Entries from a dataset of interfaces:
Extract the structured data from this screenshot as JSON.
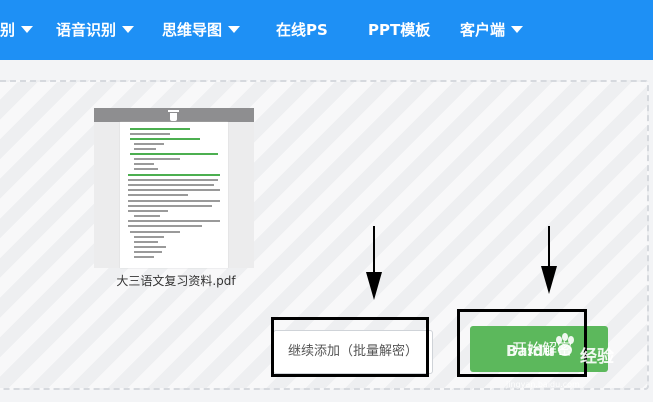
{
  "nav": {
    "items": [
      {
        "label": "别",
        "has_caret": true
      },
      {
        "label": "语音识别",
        "has_caret": true
      },
      {
        "label": "思维导图",
        "has_caret": true
      },
      {
        "label": "在线PS",
        "has_caret": false
      },
      {
        "label": "PPT模板",
        "has_caret": false
      },
      {
        "label": "客户端",
        "has_caret": true
      }
    ]
  },
  "upload": {
    "file": {
      "name": "大三语文复习资料.pdf",
      "icon": "pdf-document-thumbnail"
    },
    "add_more_label": "继续添加（批量解密）",
    "start_label": "开始解密"
  },
  "watermark": {
    "brand": "Baidu",
    "text": "经验",
    "url": "jingyan.baidu.com"
  },
  "colors": {
    "nav_bg": "#1e90f5",
    "start_btn": "#5cb85c",
    "annotation": "#000000"
  }
}
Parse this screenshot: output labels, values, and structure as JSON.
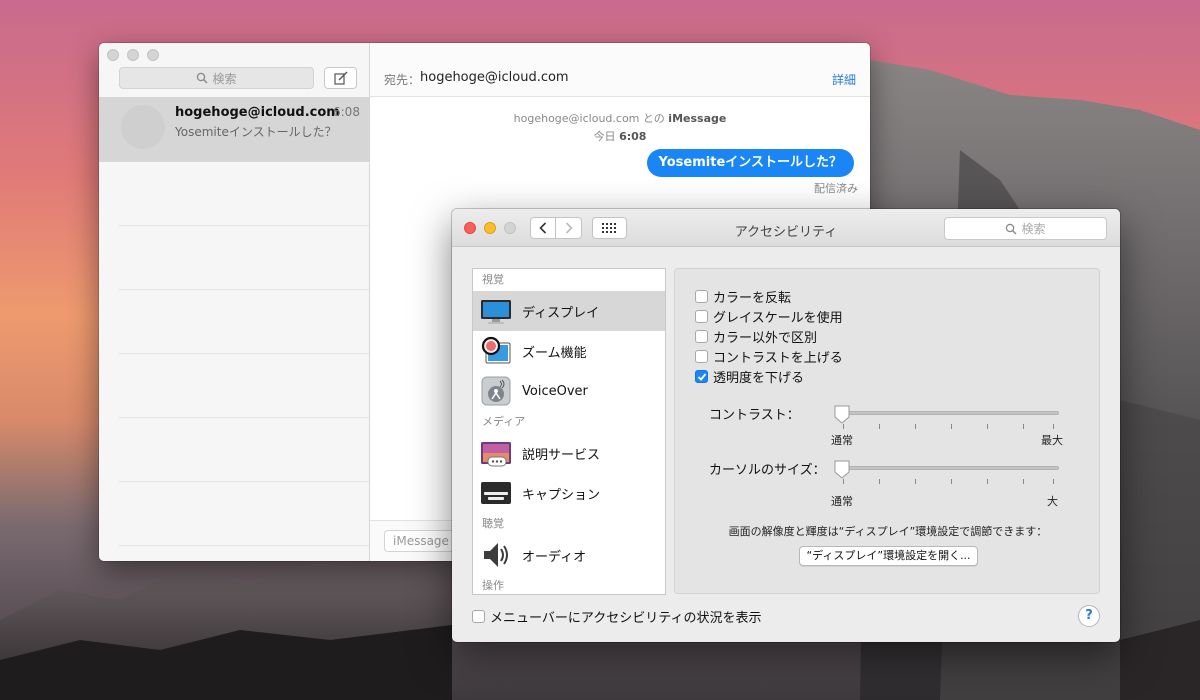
{
  "messages": {
    "search_placeholder": "検索",
    "conversation": {
      "name": "hogehoge@icloud.com",
      "time": "6:08",
      "preview": "Yosemiteインストールした？"
    },
    "header": {
      "to_prefix": "宛先：",
      "to_address": "hogehoge@icloud.com",
      "details": "詳細"
    },
    "thread_info": {
      "address": "hogehoge@icloud.com",
      "with": "との",
      "service": "iMessage",
      "day": "今日",
      "time": "6:08"
    },
    "bubble_text": "Yosemiteインストールした？",
    "delivered": "配信済み",
    "input_placeholder": "iMessage"
  },
  "accessibility": {
    "title": "アクセシビリティ",
    "search_placeholder": "検索",
    "sections": {
      "vision": "視覚",
      "media": "メディア",
      "hearing": "聴覚",
      "interaction": "操作"
    },
    "items": {
      "display": "ディスプレイ",
      "zoom": "ズーム機能",
      "voiceover": "VoiceOver",
      "descriptions": "説明サービス",
      "captions": "キャプション",
      "audio": "オーディオ"
    },
    "checkboxes": [
      {
        "label": "カラーを反転",
        "checked": false
      },
      {
        "label": "グレイスケールを使用",
        "checked": false
      },
      {
        "label": "カラー以外で区別",
        "checked": false
      },
      {
        "label": "コントラストを上げる",
        "checked": false
      },
      {
        "label": "透明度を下げる",
        "checked": true
      }
    ],
    "contrast": {
      "label": "コントラスト：",
      "min": "通常",
      "max": "最大",
      "value": 0
    },
    "cursor": {
      "label": "カーソルのサイズ：",
      "min": "通常",
      "max": "大",
      "value": 0
    },
    "display_note": "画面の解像度と輝度は“ディスプレイ”環境設定で調節できます：",
    "open_display_button": "“ディスプレイ”環境設定を開く...",
    "menubar_checkbox": "メニューバーにアクセシビリティの状況を表示",
    "help": "?",
    "accent_color": "#1a86f5"
  }
}
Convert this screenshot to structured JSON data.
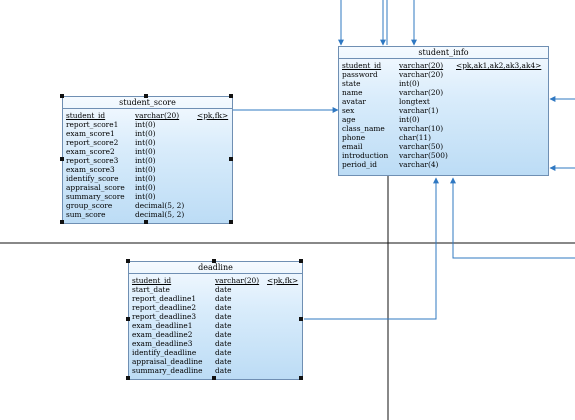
{
  "tables": {
    "student_info": {
      "title": "student_info",
      "pk_row": {
        "name": "student_id",
        "type": "varchar(20)",
        "keys": "<pk,ak1,ak2,ak3,ak4>"
      },
      "rows": [
        {
          "name": "password",
          "type": "varchar(20)"
        },
        {
          "name": "state",
          "type": "int(0)"
        },
        {
          "name": "name",
          "type": "varchar(20)"
        },
        {
          "name": "avatar",
          "type": "longtext"
        },
        {
          "name": "sex",
          "type": "varchar(1)"
        },
        {
          "name": "age",
          "type": "int(0)"
        },
        {
          "name": "class_name",
          "type": "varchar(10)"
        },
        {
          "name": "phone",
          "type": "char(11)"
        },
        {
          "name": "email",
          "type": "varchar(50)"
        },
        {
          "name": "introduction",
          "type": "varchar(500)"
        },
        {
          "name": "period_id",
          "type": "varchar(4)"
        }
      ]
    },
    "student_score": {
      "title": "student_score",
      "pk_row": {
        "name": "student_id",
        "type": "varchar(20)",
        "keys": "<pk,fk>"
      },
      "rows": [
        {
          "name": "report_score1",
          "type": "int(0)"
        },
        {
          "name": "exam_score1",
          "type": "int(0)"
        },
        {
          "name": "report_score2",
          "type": "int(0)"
        },
        {
          "name": "exam_score2",
          "type": "int(0)"
        },
        {
          "name": "report_score3",
          "type": "int(0)"
        },
        {
          "name": "exam_score3",
          "type": "int(0)"
        },
        {
          "name": "identify_score",
          "type": "int(0)"
        },
        {
          "name": "appraisal_score",
          "type": "int(0)"
        },
        {
          "name": "summary_score",
          "type": "int(0)"
        },
        {
          "name": "group_score",
          "type": "decimal(5, 2)"
        },
        {
          "name": "sum_score",
          "type": "decimal(5, 2)"
        }
      ]
    },
    "deadline": {
      "title": "deadline",
      "pk_row": {
        "name": "student_id",
        "type": "varchar(20)",
        "keys": "<pk,fk>"
      },
      "rows": [
        {
          "name": "start_date",
          "type": "date"
        },
        {
          "name": "report_deadline1",
          "type": "date"
        },
        {
          "name": "report_deadline2",
          "type": "date"
        },
        {
          "name": "report_deadline3",
          "type": "date"
        },
        {
          "name": "exam_deadline1",
          "type": "date"
        },
        {
          "name": "exam_deadline2",
          "type": "date"
        },
        {
          "name": "exam_deadline3",
          "type": "date"
        },
        {
          "name": "identify_deadline",
          "type": "date"
        },
        {
          "name": "appraisal_deadline",
          "type": "date"
        },
        {
          "name": "summary_deadline",
          "type": "date"
        }
      ]
    }
  },
  "colors": {
    "connector": "#2f78c2",
    "divider": "#111111",
    "table_border": "#6f8fb3",
    "table_fill_light": "#f5faff",
    "table_fill_dark": "#bcdcf5"
  }
}
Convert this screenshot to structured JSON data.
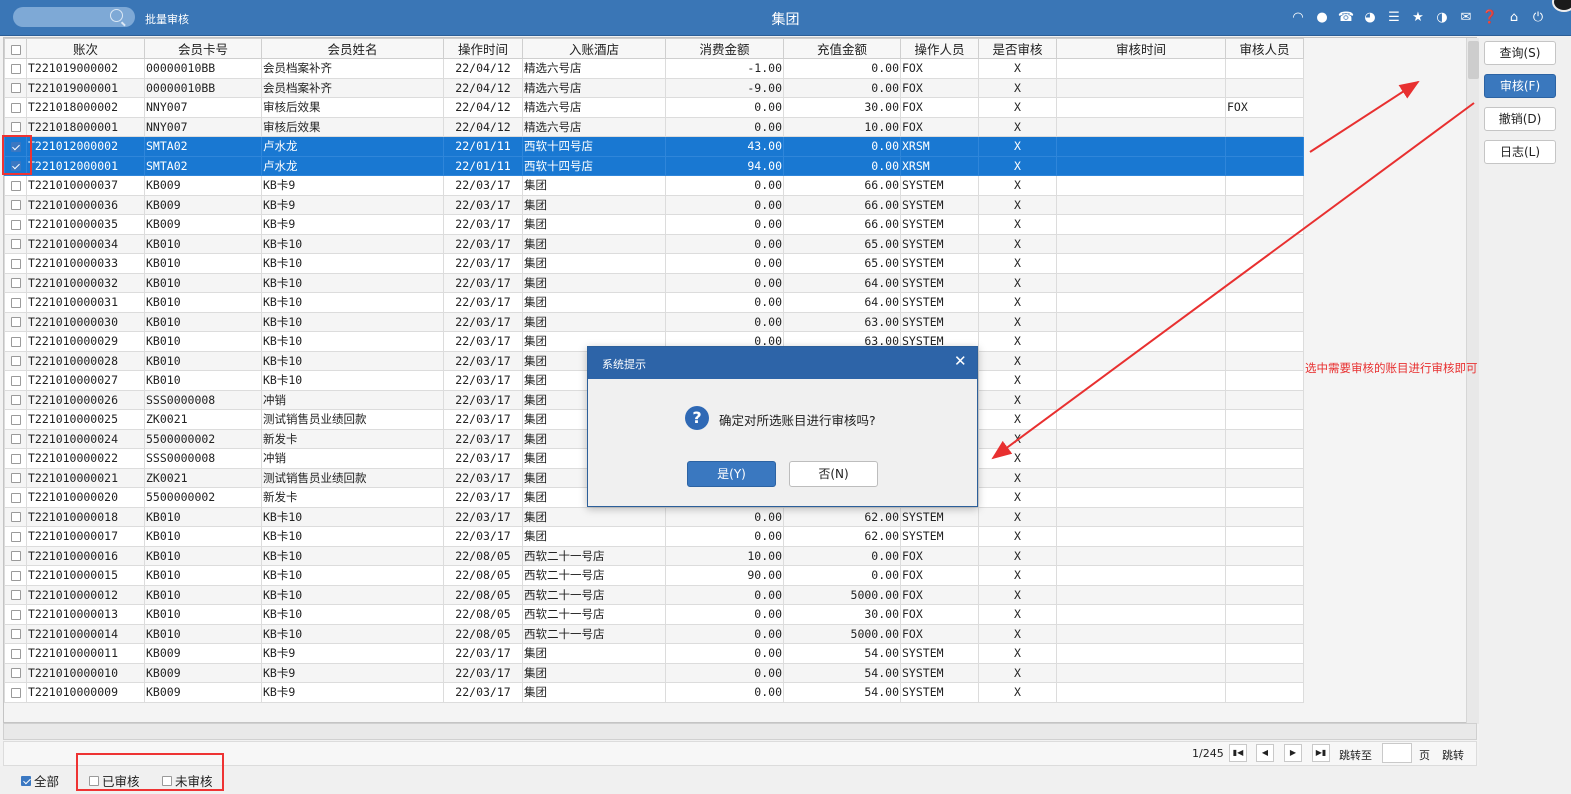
{
  "header": {
    "module": "批量审核",
    "title": "集团",
    "search_placeholder": ""
  },
  "toolbar_icons": [
    "wifi-icon",
    "chat-icon",
    "phone-icon",
    "palette-icon",
    "menu-icon",
    "star-icon",
    "theme-icon",
    "mail-icon",
    "help-icon",
    "home-icon",
    "power-icon"
  ],
  "columns": [
    "账次",
    "会员卡号",
    "会员姓名",
    "操作时间",
    "入账酒店",
    "消费金额",
    "充值金额",
    "操作人员",
    "是否审核",
    "审核时间",
    "审核人员"
  ],
  "rows": [
    {
      "checked": false,
      "cells": [
        "T221019000002",
        "00000010BB",
        "会员档案补齐",
        "22/04/12",
        "精选六号店",
        "-1.00",
        "0.00",
        "FOX",
        "X",
        "",
        ""
      ]
    },
    {
      "checked": false,
      "cells": [
        "T221019000001",
        "00000010BB",
        "会员档案补齐",
        "22/04/12",
        "精选六号店",
        "-9.00",
        "0.00",
        "FOX",
        "X",
        "",
        ""
      ]
    },
    {
      "checked": false,
      "cells": [
        "T221018000002",
        "NNY007",
        "审核后效果",
        "22/04/12",
        "精选六号店",
        "0.00",
        "30.00",
        "FOX",
        "X",
        "",
        "FOX"
      ]
    },
    {
      "checked": false,
      "cells": [
        "T221018000001",
        "NNY007",
        "审核后效果",
        "22/04/12",
        "精选六号店",
        "0.00",
        "10.00",
        "FOX",
        "X",
        "",
        ""
      ]
    },
    {
      "checked": true,
      "cells": [
        "T221012000002",
        "SMTA02",
        "卢水龙",
        "22/01/11",
        "西软十四号店",
        "43.00",
        "0.00",
        "XRSM",
        "X",
        "",
        ""
      ]
    },
    {
      "checked": true,
      "cells": [
        "T221012000001",
        "SMTA02",
        "卢水龙",
        "22/01/11",
        "西软十四号店",
        "94.00",
        "0.00",
        "XRSM",
        "X",
        "",
        ""
      ]
    },
    {
      "checked": false,
      "cells": [
        "T221010000037",
        "KB009",
        "KB卡9",
        "22/03/17",
        "集团",
        "0.00",
        "66.00",
        "SYSTEM",
        "X",
        "",
        ""
      ]
    },
    {
      "checked": false,
      "cells": [
        "T221010000036",
        "KB009",
        "KB卡9",
        "22/03/17",
        "集团",
        "0.00",
        "66.00",
        "SYSTEM",
        "X",
        "",
        ""
      ]
    },
    {
      "checked": false,
      "cells": [
        "T221010000035",
        "KB009",
        "KB卡9",
        "22/03/17",
        "集团",
        "0.00",
        "66.00",
        "SYSTEM",
        "X",
        "",
        ""
      ]
    },
    {
      "checked": false,
      "cells": [
        "T221010000034",
        "KB010",
        "KB卡10",
        "22/03/17",
        "集团",
        "0.00",
        "65.00",
        "SYSTEM",
        "X",
        "",
        ""
      ]
    },
    {
      "checked": false,
      "cells": [
        "T221010000033",
        "KB010",
        "KB卡10",
        "22/03/17",
        "集团",
        "0.00",
        "65.00",
        "SYSTEM",
        "X",
        "",
        ""
      ]
    },
    {
      "checked": false,
      "cells": [
        "T221010000032",
        "KB010",
        "KB卡10",
        "22/03/17",
        "集团",
        "0.00",
        "64.00",
        "SYSTEM",
        "X",
        "",
        ""
      ]
    },
    {
      "checked": false,
      "cells": [
        "T221010000031",
        "KB010",
        "KB卡10",
        "22/03/17",
        "集团",
        "0.00",
        "64.00",
        "SYSTEM",
        "X",
        "",
        ""
      ]
    },
    {
      "checked": false,
      "cells": [
        "T221010000030",
        "KB010",
        "KB卡10",
        "22/03/17",
        "集团",
        "0.00",
        "63.00",
        "SYSTEM",
        "X",
        "",
        ""
      ]
    },
    {
      "checked": false,
      "cells": [
        "T221010000029",
        "KB010",
        "KB卡10",
        "22/03/17",
        "集团",
        "0.00",
        "63.00",
        "SYSTEM",
        "X",
        "",
        ""
      ]
    },
    {
      "checked": false,
      "cells": [
        "T221010000028",
        "KB010",
        "KB卡10",
        "22/03/17",
        "集团",
        "",
        "",
        "",
        "X",
        "",
        ""
      ]
    },
    {
      "checked": false,
      "cells": [
        "T221010000027",
        "KB010",
        "KB卡10",
        "22/03/17",
        "集团",
        "",
        "",
        "",
        "X",
        "",
        ""
      ]
    },
    {
      "checked": false,
      "cells": [
        "T221010000026",
        "SSS0000008",
        "冲销",
        "22/03/17",
        "集团",
        "",
        "",
        "",
        "X",
        "",
        ""
      ]
    },
    {
      "checked": false,
      "cells": [
        "T221010000025",
        "ZK0021",
        "测试销售员业绩回款",
        "22/03/17",
        "集团",
        "",
        "",
        "",
        "X",
        "",
        ""
      ]
    },
    {
      "checked": false,
      "cells": [
        "T221010000024",
        "5500000002",
        "新发卡",
        "22/03/17",
        "集团",
        "",
        "",
        "",
        "X",
        "",
        ""
      ]
    },
    {
      "checked": false,
      "cells": [
        "T221010000022",
        "SSS0000008",
        "冲销",
        "22/03/17",
        "集团",
        "",
        "",
        "",
        "X",
        "",
        ""
      ]
    },
    {
      "checked": false,
      "cells": [
        "T221010000021",
        "ZK0021",
        "测试销售员业绩回款",
        "22/03/17",
        "集团",
        "",
        "",
        "",
        "X",
        "",
        ""
      ]
    },
    {
      "checked": false,
      "cells": [
        "T221010000020",
        "5500000002",
        "新发卡",
        "22/03/17",
        "集团",
        "",
        "",
        "",
        "X",
        "",
        ""
      ]
    },
    {
      "checked": false,
      "cells": [
        "T221010000018",
        "KB010",
        "KB卡10",
        "22/03/17",
        "集团",
        "0.00",
        "62.00",
        "SYSTEM",
        "X",
        "",
        ""
      ]
    },
    {
      "checked": false,
      "cells": [
        "T221010000017",
        "KB010",
        "KB卡10",
        "22/03/17",
        "集团",
        "0.00",
        "62.00",
        "SYSTEM",
        "X",
        "",
        ""
      ]
    },
    {
      "checked": false,
      "cells": [
        "T221010000016",
        "KB010",
        "KB卡10",
        "22/08/05",
        "西软二十一号店",
        "10.00",
        "0.00",
        "FOX",
        "X",
        "",
        ""
      ]
    },
    {
      "checked": false,
      "cells": [
        "T221010000015",
        "KB010",
        "KB卡10",
        "22/08/05",
        "西软二十一号店",
        "90.00",
        "0.00",
        "FOX",
        "X",
        "",
        ""
      ]
    },
    {
      "checked": false,
      "cells": [
        "T221010000012",
        "KB010",
        "KB卡10",
        "22/08/05",
        "西软二十一号店",
        "0.00",
        "5000.00",
        "FOX",
        "X",
        "",
        ""
      ]
    },
    {
      "checked": false,
      "cells": [
        "T221010000013",
        "KB010",
        "KB卡10",
        "22/08/05",
        "西软二十一号店",
        "0.00",
        "30.00",
        "FOX",
        "X",
        "",
        ""
      ]
    },
    {
      "checked": false,
      "cells": [
        "T221010000014",
        "KB010",
        "KB卡10",
        "22/08/05",
        "西软二十一号店",
        "0.00",
        "5000.00",
        "FOX",
        "X",
        "",
        ""
      ]
    },
    {
      "checked": false,
      "cells": [
        "T221010000011",
        "KB009",
        "KB卡9",
        "22/03/17",
        "集团",
        "0.00",
        "54.00",
        "SYSTEM",
        "X",
        "",
        ""
      ]
    },
    {
      "checked": false,
      "cells": [
        "T221010000010",
        "KB009",
        "KB卡9",
        "22/03/17",
        "集团",
        "0.00",
        "54.00",
        "SYSTEM",
        "X",
        "",
        ""
      ]
    },
    {
      "checked": false,
      "cells": [
        "T221010000009",
        "KB009",
        "KB卡9",
        "22/03/17",
        "集团",
        "0.00",
        "54.00",
        "SYSTEM",
        "X",
        "",
        ""
      ]
    }
  ],
  "sidebar": {
    "query": "查询(S)",
    "audit": "审核(F)",
    "cancel": "撤销(D)",
    "log": "日志(L)"
  },
  "pager": {
    "info": "1/245",
    "jump_label": "跳转至",
    "page_unit": "页",
    "go": "跳转"
  },
  "filters": {
    "all": "全部",
    "audited": "已审核",
    "unaudited": "未审核"
  },
  "annotation": "选中需要审核的账目进行审核即可",
  "dialog": {
    "title": "系统提示",
    "message": "确定对所选账目进行审核吗?",
    "yes": "是(Y)",
    "no": "否(N)"
  },
  "colors": {
    "titlebar": "#3a76b6",
    "selection": "#1978d2",
    "annotation": "#e83030"
  }
}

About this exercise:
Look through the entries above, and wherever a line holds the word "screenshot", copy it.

Reply:
Extract the structured data from this screenshot as JSON.
Parse this screenshot: output labels, values, and structure as JSON.
Convert this screenshot to structured JSON data.
Convert this screenshot to structured JSON data.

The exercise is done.